Doing What's Right In Your Business Is Worth The Consequences

Melissa is a mother of 2, lives in Utah, and writes for a multitude of sites. She is currently the EIC of HarcourtHealth.com and writes about health, wellness, and business topics.

Your customers will always notice when you do the right thing. If the situation isn’t big enough to make the news, they’ll hear about it from your employees. Doing the right thing means not sacrificing the wellbeing of your employees when confronted with controversy. It means supporting your employees when they’re injured on the job. Most of all, doing the right thing means maintaining a high level of integrity regardless of what it might cost.

No business owner wants to lose money, especially since business insurance rates are on the rise. When faced with tough situations, it’s better to maintain your integrity than fight to save a few bucks.

Here are several ways to do the right thing when financial consequences are a real possibility:

Support employees who refuse service to their harassers

Most customers are wonderful and treat employees with respect, but every once in a while, an unruly customer goes too far. Like this D.C. man who spat a large sip of water in a coffee shop manager’s face.

The natural response from employees and even supervisors is to refuse service to an unruly customer, but sometimes there’s backlash from upper management. Sometimes business owners don’t want to lose sales or risk that person bad mouthing the business. Those consequences are inevitable when you side with an employee, and siding with them is the right thing to do.

When your employees are disrespected, abused, threatened, or otherwise harassed, they need your support. Yes, you’ll lose that customer’s business, but what’s the loss of a few bucks compared to the wellbeing of your staff?

Stand by employees when they file workers’ comp claims

When an employee files for workers’ compensation, be willing to help them through their situation. They’re probably terrified of getting fired, demoted, or retaliated against. Even when an employer approves their claim, those fears can be present.

An injured employee might wonder if their claim was approved to avoid a lawsuit. Those fears aren’t unsubstantiated, as many employees do file lawsuits when their claim is denied. Some denials are legitimate. Legal experts at RBR explain that claims are often denied because the employer wasn’t notified within 30 days, the claim provided incomplete information, the injury occurred off the job, or the employee failed to follow doctor’s instructions.

Other denials aren’t legitimate, and are an attempt to avoid the costs and avoid taking responsibility. Sometimes illegitimate denials are a matter of money, other times it’s reputation, but often it’s a mix of the two.

Your injured employees need your support

You don’t want to see your team members injured, but it’s tough when you’re facing a financial consequence resulting from their injury. Hopefully you’ve purchased workers’ compensation insurance so you’re prepared; it’s mandatory for many businesses.

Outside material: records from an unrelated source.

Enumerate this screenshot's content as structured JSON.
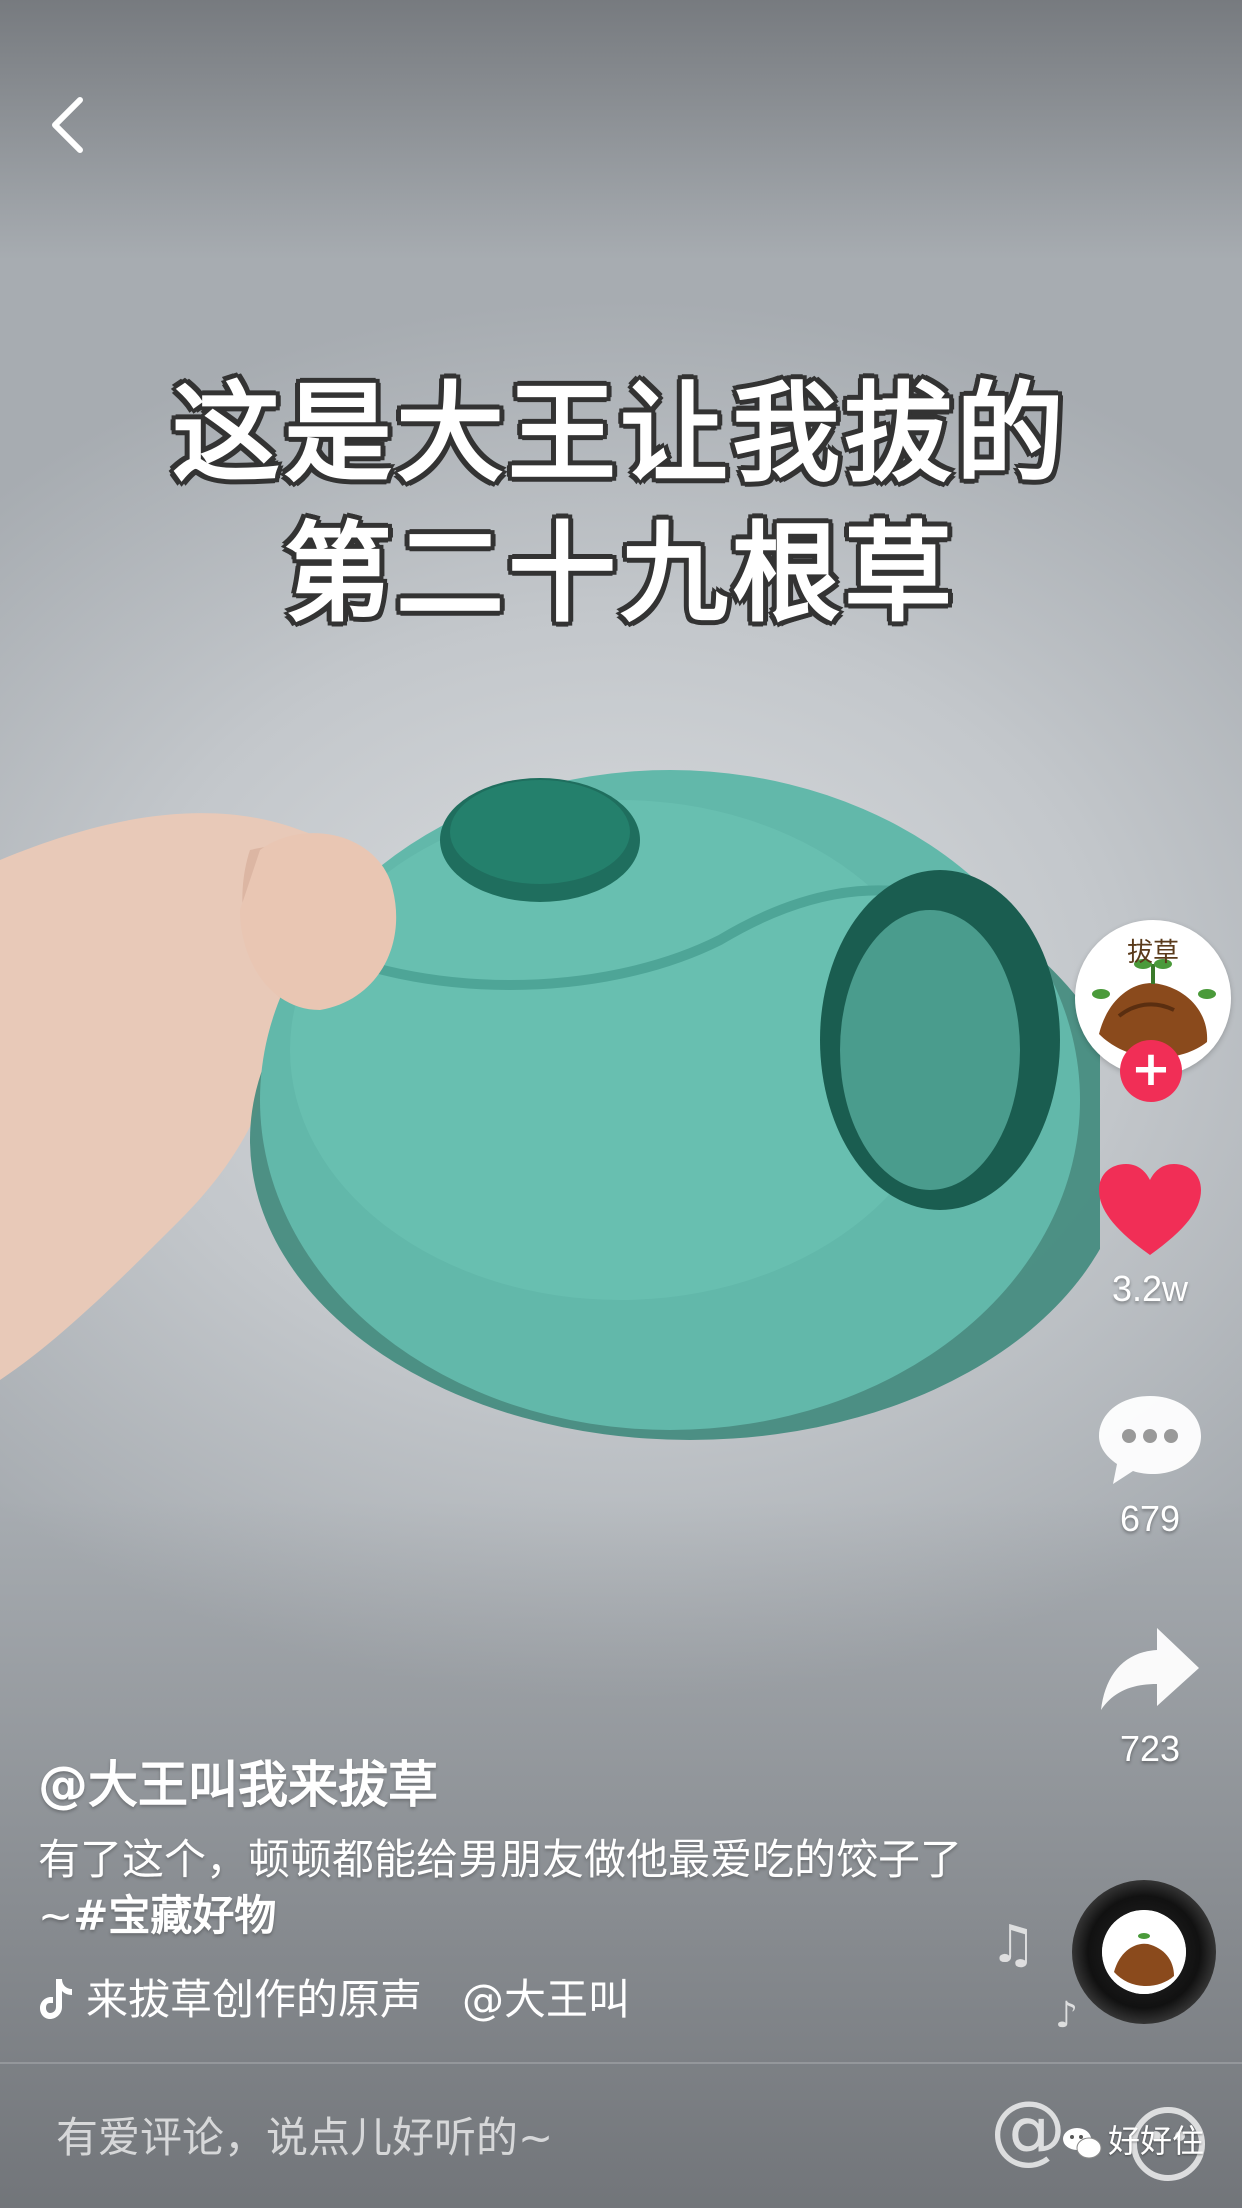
{
  "video": {
    "caption_line1": "这是大王让我拔的",
    "caption_line2": "第二十九根草"
  },
  "creator": {
    "avatar_text": "拔草",
    "follow_label": "+"
  },
  "actions": {
    "likes": "3.2w",
    "comments": "679",
    "shares": "723"
  },
  "post": {
    "author": "@大王叫我来拔草",
    "description": "有了这个，顿顿都能给男朋友做他最爱吃的饺子了~",
    "hashtag": "#宝藏好物",
    "music_text_1": "来拔草创作的原声",
    "music_text_2": "@大王叫"
  },
  "comment_bar": {
    "placeholder": "有爱评论，说点儿好听的~",
    "at_symbol": "@"
  },
  "watermark": "好好住",
  "colors": {
    "like_red": "#f12e56",
    "product_teal": "#5fb6a8",
    "product_dark_teal": "#1f6e5e"
  },
  "icons": [
    "back-icon",
    "heart-icon",
    "comment-bubble-icon",
    "share-arrow-icon",
    "tiktok-note-icon",
    "music-note-icon",
    "at-icon",
    "emoji-icon",
    "wechat-icon"
  ]
}
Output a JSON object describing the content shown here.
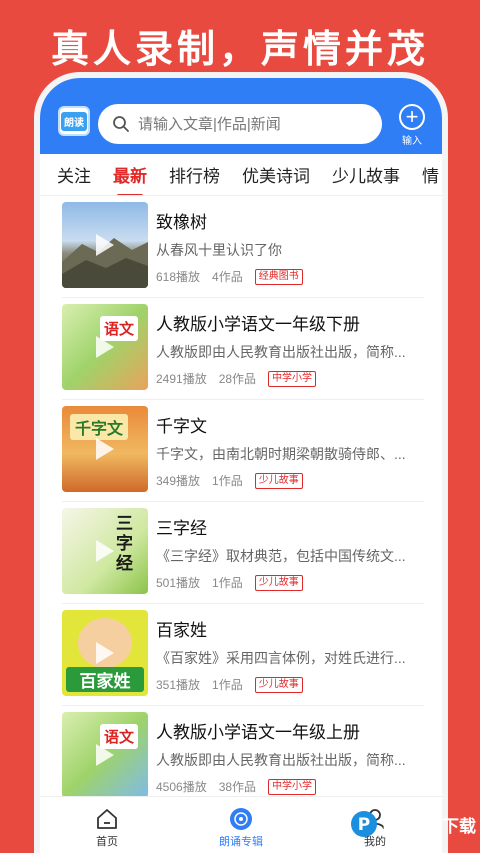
{
  "headline": "真人录制，声情并茂",
  "app": {
    "logo_text": "朗读"
  },
  "search": {
    "placeholder": "请输入文章|作品|新闻"
  },
  "input_button": {
    "label": "输入"
  },
  "tabs": [
    {
      "label": "关注"
    },
    {
      "label": "最新"
    },
    {
      "label": "排行榜"
    },
    {
      "label": "优美诗词"
    },
    {
      "label": "少儿故事"
    },
    {
      "label": "情"
    }
  ],
  "items": [
    {
      "title": "致橡树",
      "desc": "从春风十里认识了你",
      "plays": "618播放",
      "works": "4作品",
      "tag": "经典图书"
    },
    {
      "title": "人教版小学语文一年级下册",
      "desc": "人教版即由人民教育出版社出版，简称...",
      "plays": "2491播放",
      "works": "28作品",
      "tag": "中学小学"
    },
    {
      "title": "千字文",
      "desc": "千字文，由南北朝时期梁朝散骑侍郎、...",
      "plays": "349播放",
      "works": "1作品",
      "tag": "少儿故事"
    },
    {
      "title": "三字经",
      "desc": "《三字经》取材典范，包括中国传统文...",
      "plays": "501播放",
      "works": "1作品",
      "tag": "少儿故事"
    },
    {
      "title": "百家姓",
      "desc": "《百家姓》采用四言体例，对姓氏进行...",
      "plays": "351播放",
      "works": "1作品",
      "tag": "少儿故事"
    },
    {
      "title": "人教版小学语文一年级上册",
      "desc": "人教版即由人民教育出版社出版，简称...",
      "plays": "4506播放",
      "works": "38作品",
      "tag": "中学小学"
    }
  ],
  "thumb_text": {
    "yuwen": "语文",
    "qianziwen": "千字文",
    "sanzijing": "三字经",
    "baijiaxing": "百家姓"
  },
  "bottom_nav": {
    "home": "首页",
    "album": "朗诵专辑",
    "mine": "我的"
  },
  "watermark": "PCPOP下载",
  "colors": {
    "accent": "#2f7ef5",
    "brand_red": "#e84a3f",
    "active_tab": "#e02a2a"
  }
}
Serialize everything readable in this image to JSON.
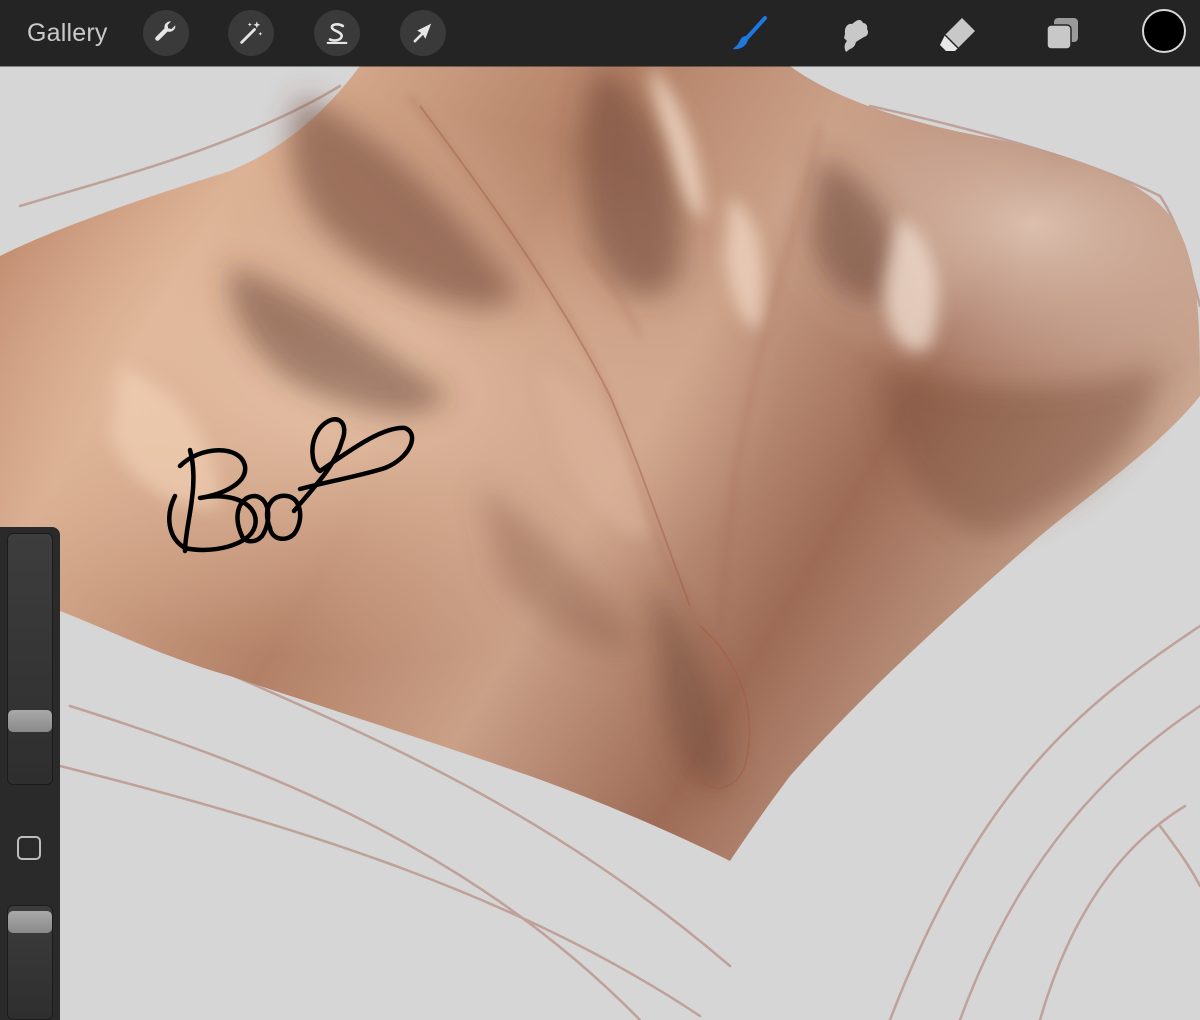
{
  "toolbar": {
    "gallery_label": "Gallery",
    "actions": [
      {
        "icon": "wrench-icon"
      },
      {
        "icon": "magic-wand-icon"
      },
      {
        "icon": "selection-s-icon"
      },
      {
        "icon": "transform-arrow-icon"
      }
    ],
    "tools": [
      {
        "icon": "brush-icon",
        "active": true
      },
      {
        "icon": "smudge-icon",
        "active": false
      },
      {
        "icon": "eraser-icon",
        "active": false
      },
      {
        "icon": "layers-icon",
        "active": false
      }
    ],
    "active_color": "#000000",
    "active_tool_color": "#1e78e0",
    "inactive_tool_color": "#c8c8c8"
  },
  "sidebar": {
    "brush_size_level": 0.25,
    "brush_opacity_level": 0.9
  },
  "canvas": {
    "background_color": "#d7d6d6",
    "skin_color": "#b98a70",
    "sketch_line_color": "#b0867a",
    "signature_ink_color": "#000000"
  }
}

Requirements vary by state and industry, as well as the size and structure of a business. The National Federation of Independent Business (NFIB) provides a state-by-state guide to the requirements for obtaining worker’s compensation insurance. If worker’s compensation insurance is mandatory for your business and you’ve skipped it, you could face fines, lawsuits, and criminal charges.

It’s difficult to take responsibility for something you didn’t directly cause, especially when the incident becomes newsworthy and everyone is talking about your brand. Denying responsibility or passing the buck isn’t going to make you look good. People understand that accidents happen, and taking responsibility doesn’t mean you’re guilty. It means you’re owning what happened and taking the necessary steps to ensure it doesn’t happen again.

Let go of employees who aren’t a match for the team

This one’s tough. When you’ve got an employee who does their job well, but doesn’t get along well with others, the right move is to let them go. You can try to work on the situation first, but chances are, the dynamics won’t change.

What’s right for the team is often at odds with what you want. If one employee is dragging the rest of the team down, they aren’t working out, no matter how good they are at their job. Supporting your employees means making decisions that work for the team. If you’ve already got a wonderful team, it shouldn’t be hard to find a replacement.

Consequences aren’t always “bad”

There are consequences to every decision you make, and they’re not necessarily bad. They’re part of the choices you make. Accepting the consequences for supporting your employees is a noble effort, and sets an example of integrity for your employees and other businesses.